Following complaints of a “toxic work environment” by over 70 former employees, the Board of Directors of the Museum of Contemporary Art Detroit (MOCAD) has terminated its relationship with former Executive Director Elysia Borowy-Reeder.
On July 6, a coalition of former employees launched MOCAD Resists, a website documenting staff’s personal experiences at the museum. In a missive to the board, and in several individual letters of complaint reviewed by Hyperallergic, former workers at the museum recount instances of violent verbal outbursts, racist micro-aggressions toward staff and vendors of color, tokenization, and retaliation and intimidatory tactics by Borowy-Reeder.
After conducting an internal investigation, the board concluded that the terminated executive director’s leadership “fell short of its goals for diversity, inclusivity and a healthy work environment.”
“The Board’s vote to remove our Executive Director is a painful but first step of a course correct for MOCAD. We have tried to deliver on diversity, equity and inclusion since our inception. However, it is clear we need to do more, better and faster,” said Elyse Foltyn, Chair of the Board of Directors, in a statement sent to Hyperallergic. She added:
MOCAD’s plan of action going forward will affect our hiring and employment practices, artist relationships, internal communications and the Board’s by-laws, which define how we operate. We want to return to being a platform for everyone in the community and a venue to exhibit sometimes controversial art that might otherwise not be seen but inspires conversations. MOCAD’s board is excited about this new course and is eager to be an agent for change in Detroit and in the art world.
The allegations against Borowy-Reeder came as two curators of color resigned from their posts, specifically citing the executive director’s behavior: Jova Lynne, former Susanne Feld Hilberry Curator and Ford Foundation Curatorial Fellow, and Tizziana Baldenebro, former Ford Foundation Curatorial Fellow. MOCAD Resists’ letter to the board states that “from 2019 to 2020, within the span of six months, three Black curators either resigned or were laid off from the Museum.”
In her resignation letter, Baldenebro outlined a series of demands reiterated by MOCAD Resists: that Borowy-Reeder cede her role and the museum conduct a search for her replacement with a focus on BIPOC candidates; that the board allocate a third of its seats to diverse individuals from local communities and one seat to an elected employee representative; and that terminated and resigned employees receive rehiring preferences.

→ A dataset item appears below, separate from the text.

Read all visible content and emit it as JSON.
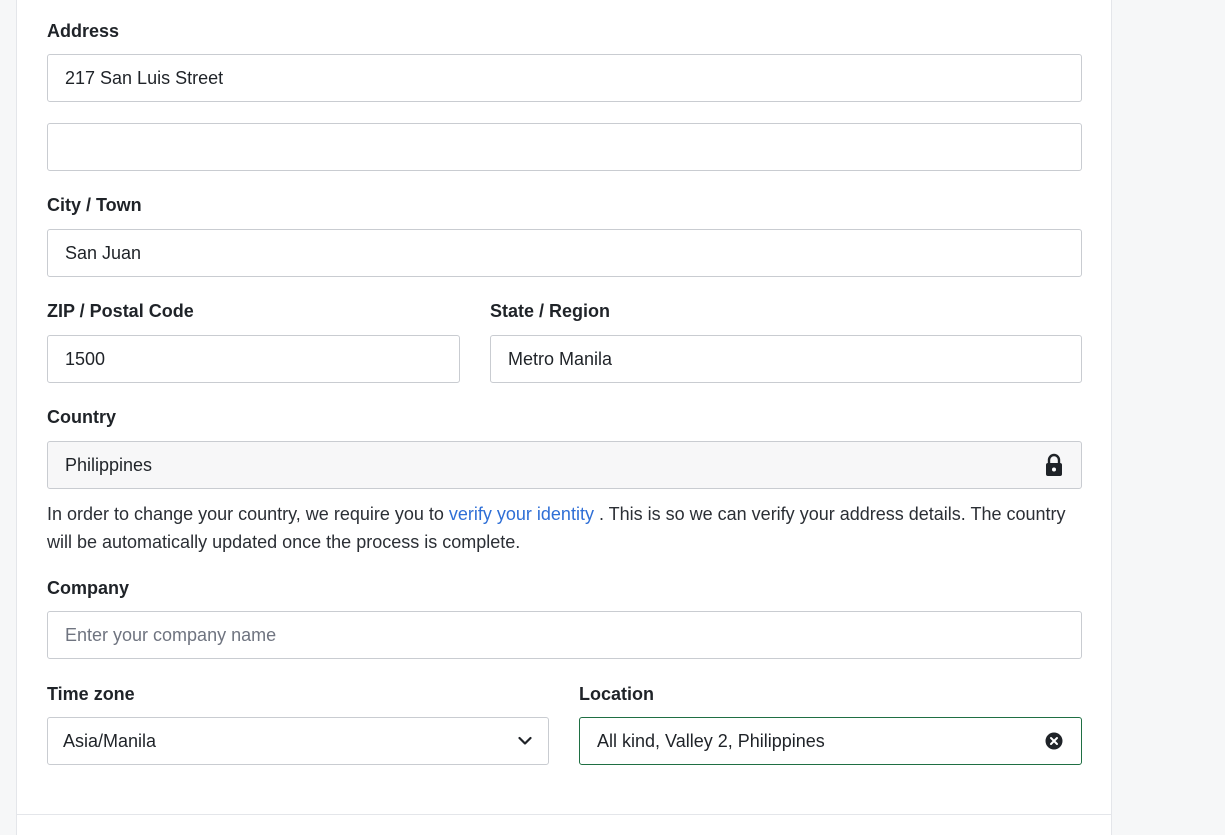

The New Red Order, a group of artists slated to open an exhibition at MOCAD this month, postponed their forthcoming show until the board of directors agrees to meet the letter’s demands for change. The group has also asked MOCAD to implement a land acknowledgement practice at the museum and provide a list of concrete actions demonstrating “a commitment to working to dismantle the ongoing effects of settler-colonialism, and to serve Detroit’s Indigenous community,” both of which Borowy-Reeder agreed to as a precondition of their exhibition.
“I am very pleased to learn that the MOCAD board has taken a first step in creating a better museum that truly reflects its mission and Detroit,” Lynne told Hyperallergic. “We are just at the beginning of an incredible opportunity for change. I trust that they will continue to do the right thing and consider the remaining demands from MOCAD Resistance and The New Red Order.”
The investigation was conducted by a special committee composed of board members Dr. Charles Boyd and Laura Hughes as well as Keith Pomeroy, board treasurer.
The committee’s main responsibilities will be to shape policy goals, stimulate arts philanthropy, and advocate for the expansion of federal backing of the cultural sector.
Some museumgoers pointed out that the museum’s label omitted discussions of HIV/AIDS, which are at the heart of the work.
Featuring over 70 installations and performances at the George Washington University’s historic Flagg Building, the Corcoran’s end-of-year showcase is now available for virtual viewing.
But a museum in Harvard is still named after a member of the disgraced family, notorious for its role in the opioid crisis.
Parker’s stories bring so many of her works alive, give them meaning, and make us warm to her and to them. Is that a problem?
Artists reflect on histories of oppressive power structures in Brazil in this exhibition at the Visual Arts Center at the University of Texas at Austin.
The works, and worlds, on display in Hancock’s exhibition seem saturated with a desire for narrative redemption through self-observation and aspects of his Christian upbringing.
The problem with Andrew Dominik’s biopic Blonde is its assumption that Monroe’s victimization was the most fascinating thing about her.
When I recently came across Sandra Cattaneo Adorno’s photo book Águas de Ouro, I could hear the waves and boomboxes, and even taste the salt on my lips.
Works by over 70 artists of the pan-South Asian diaspora were up for auction to help Pakistan’s most vulnerable communities in a women- and queer-led initiative.
The board of 70 Washington Street in Brooklyn, which previously housed an artist residency, is weighing the replacement of Helen Brough’s “Emulated Flora” with generic photographs of Brooklyn landmarks.